___ DATA SUPPLIED

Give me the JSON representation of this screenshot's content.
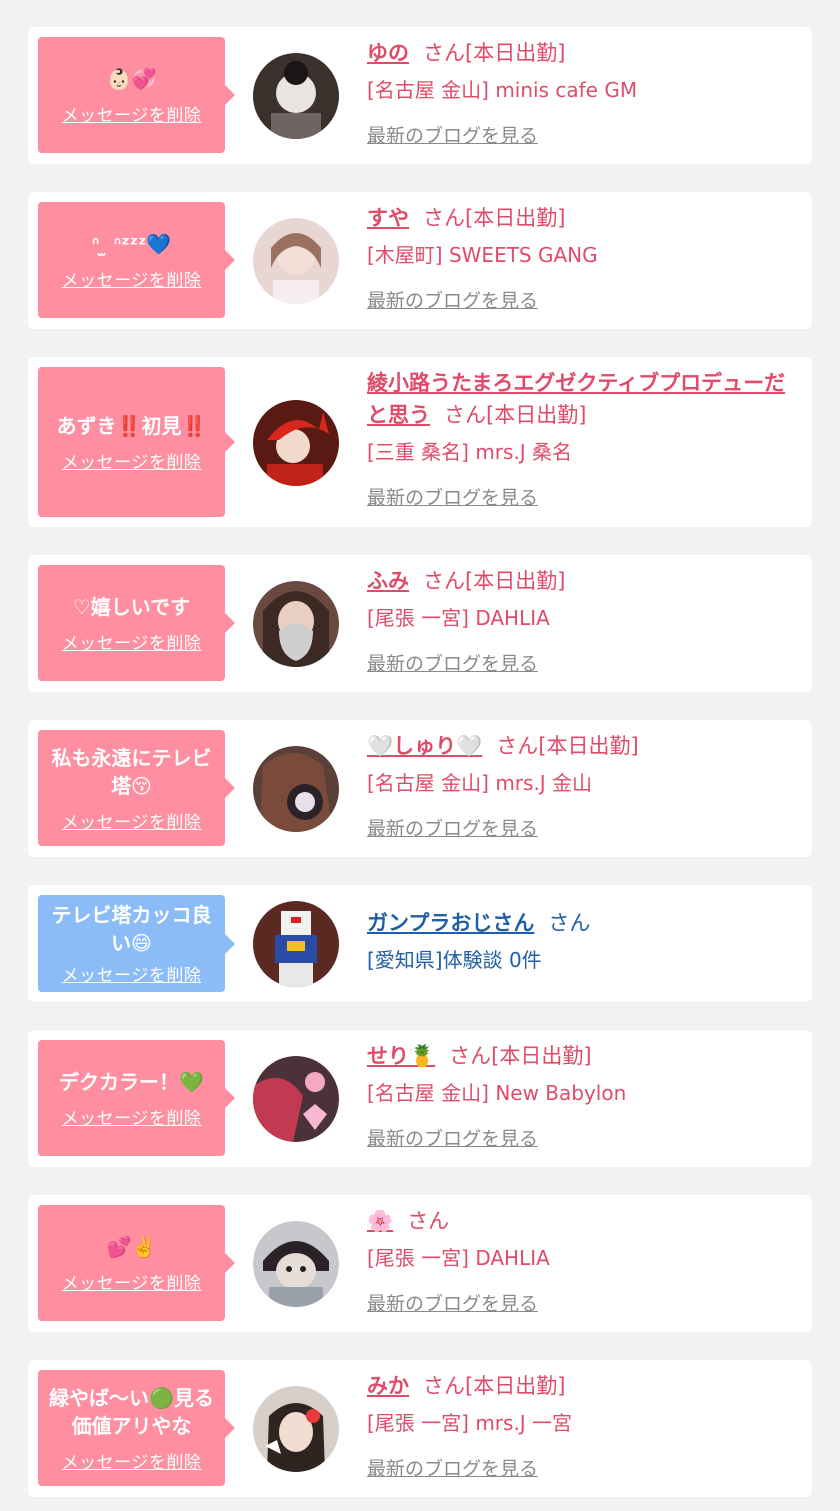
{
  "delete_label": "メッセージを削除",
  "blog_label": "最新のブログを見る",
  "colors": {
    "pink": "#ff8ea0",
    "blue": "#8bbcf8",
    "name_pink": "#e04b6a",
    "name_blue": "#1f5fa6"
  },
  "items": [
    {
      "message": "👶🏻💞",
      "name": "ゆの",
      "suffix": "さん[本日出勤]",
      "shop": "[名古屋 金山] minis cafe GM",
      "blog": "最新のブログを見る",
      "avatar_icon": "girl-photo-avatar",
      "theme": "pink"
    },
    {
      "message": "ᐢ ̫ ᐢᶻᶻᶻ💙",
      "name": "すや",
      "suffix": "さん[本日出勤]",
      "shop": "[木屋町] SWEETS GANG",
      "blog": "最新のブログを見る",
      "avatar_icon": "girl-photo-avatar",
      "theme": "pink"
    },
    {
      "message": "あずき‼️初見‼️",
      "name": "綾小路うたまろエグゼクティブプロデューだと思う",
      "suffix": "さん[本日出勤]",
      "shop": "[三重 桑名] mrs.J 桑名",
      "blog": "最新のブログを見る",
      "avatar_icon": "girl-photo-avatar",
      "theme": "pink"
    },
    {
      "message": "♡嬉しいです",
      "name": "ふみ",
      "suffix": "さん[本日出勤]",
      "shop": "[尾張 一宮] DAHLIA",
      "blog": "最新のブログを見る",
      "avatar_icon": "girl-photo-avatar",
      "theme": "pink"
    },
    {
      "message": "私も永遠にテレビ塔😚",
      "name": "🤍しゅり🤍",
      "suffix": "さん[本日出勤]",
      "shop": "[名古屋 金山] mrs.J 金山",
      "blog": "最新のブログを見る",
      "avatar_icon": "girl-photo-avatar",
      "theme": "pink"
    },
    {
      "message": "テレビ塔カッコ良い😄",
      "name": "ガンプラおじさん",
      "suffix": "さん",
      "shop": "[愛知県]体験談 0件",
      "blog": "",
      "avatar_icon": "robot-model-avatar",
      "theme": "blue"
    },
    {
      "message": "デクカラー！💚",
      "name": "せり🍍",
      "suffix": "さん[本日出勤]",
      "shop": "[名古屋 金山] New Babylon",
      "blog": "最新のブログを見る",
      "avatar_icon": "girl-photo-avatar",
      "theme": "pink"
    },
    {
      "message": "💕✌️",
      "name": "🌸",
      "suffix": "さん",
      "shop": "[尾張 一宮] DAHLIA",
      "blog": "最新のブログを見る",
      "avatar_icon": "hamster-photo-avatar",
      "theme": "pink"
    },
    {
      "message": "緑やば〜い🟢見る価値アリやな",
      "name": "みか",
      "suffix": "さん[本日出勤]",
      "shop": "[尾張 一宮] mrs.J 一宮",
      "blog": "最新のブログを見る",
      "avatar_icon": "girl-photo-avatar",
      "theme": "pink"
    }
  ]
}
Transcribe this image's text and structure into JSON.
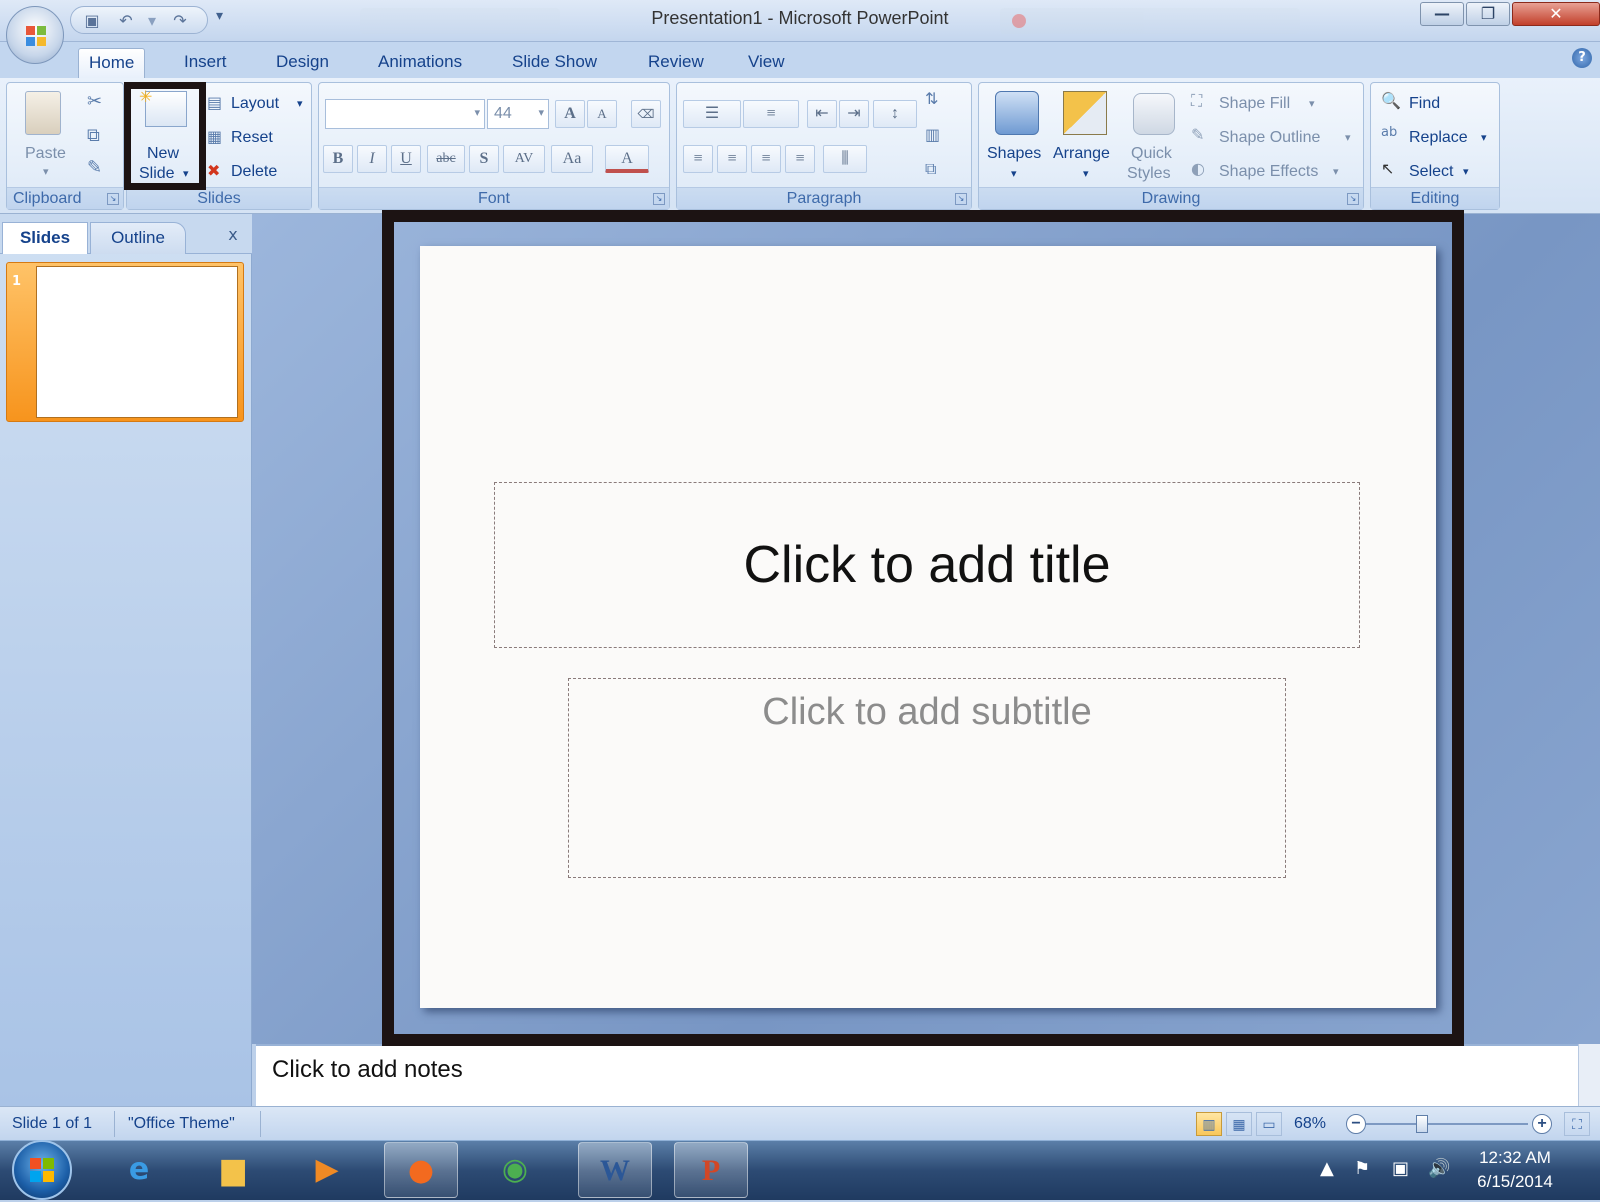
{
  "window": {
    "title": "Presentation1 - Microsoft PowerPoint",
    "minimize_glyph": "—",
    "restore_glyph": "❐",
    "close_glyph": "✕"
  },
  "quick_access": {
    "icons": [
      "save-icon",
      "undo-icon",
      "redo-icon"
    ],
    "more_glyph": "▾"
  },
  "tabs": [
    {
      "label": "Home",
      "active": true
    },
    {
      "label": "Insert"
    },
    {
      "label": "Design"
    },
    {
      "label": "Animations"
    },
    {
      "label": "Slide Show"
    },
    {
      "label": "Review"
    },
    {
      "label": "View"
    }
  ],
  "ribbon": {
    "clipboard": {
      "label": "Clipboard",
      "paste": "Paste"
    },
    "slides": {
      "label": "Slides",
      "new_slide_line1": "New",
      "new_slide_line2": "Slide",
      "layout": "Layout",
      "reset": "Reset",
      "delete": "Delete"
    },
    "font": {
      "label": "Font",
      "font_name": "",
      "font_size": "44",
      "bold": "B",
      "italic": "I",
      "underline": "U",
      "strike": "abc",
      "shadow": "S",
      "spacing": "AV",
      "change_case": "Aa",
      "color": "A",
      "grow": "A",
      "shrink": "A"
    },
    "paragraph": {
      "label": "Paragraph"
    },
    "drawing": {
      "label": "Drawing",
      "shapes": "Shapes",
      "arrange": "Arrange",
      "quick_styles_line1": "Quick",
      "quick_styles_line2": "Styles",
      "shape_fill": "Shape Fill",
      "shape_outline": "Shape Outline",
      "shape_effects": "Shape Effects"
    },
    "editing": {
      "label": "Editing",
      "find": "Find",
      "replace": "Replace",
      "select": "Select"
    }
  },
  "slides_pane": {
    "tab_slides": "Slides",
    "tab_outline": "Outline",
    "close": "x",
    "thumbnail_number": "1"
  },
  "slide": {
    "title_placeholder": "Click to add title",
    "subtitle_placeholder": "Click to add subtitle"
  },
  "notes": {
    "placeholder": "Click to add notes"
  },
  "status": {
    "slide_info": "Slide 1 of 1",
    "theme": "\"Office Theme\"",
    "zoom": "68%",
    "zoom_minus": "−",
    "zoom_plus": "+"
  },
  "taskbar": {
    "time": "12:32 AM",
    "date": "6/15/2014",
    "apps": [
      "internet-explorer-icon",
      "file-explorer-icon",
      "media-player-icon",
      "firefox-icon",
      "chrome-icon",
      "word-icon",
      "powerpoint-icon"
    ]
  },
  "colors": {
    "accent": "#15428b",
    "highlight_border": "#1c1313",
    "thumbnail_selected": "#f7941d"
  }
}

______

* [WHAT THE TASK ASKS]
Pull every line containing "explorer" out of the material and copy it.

* [OUTPUT]
      "internet-explorer-icon",
      "file-explorer-icon",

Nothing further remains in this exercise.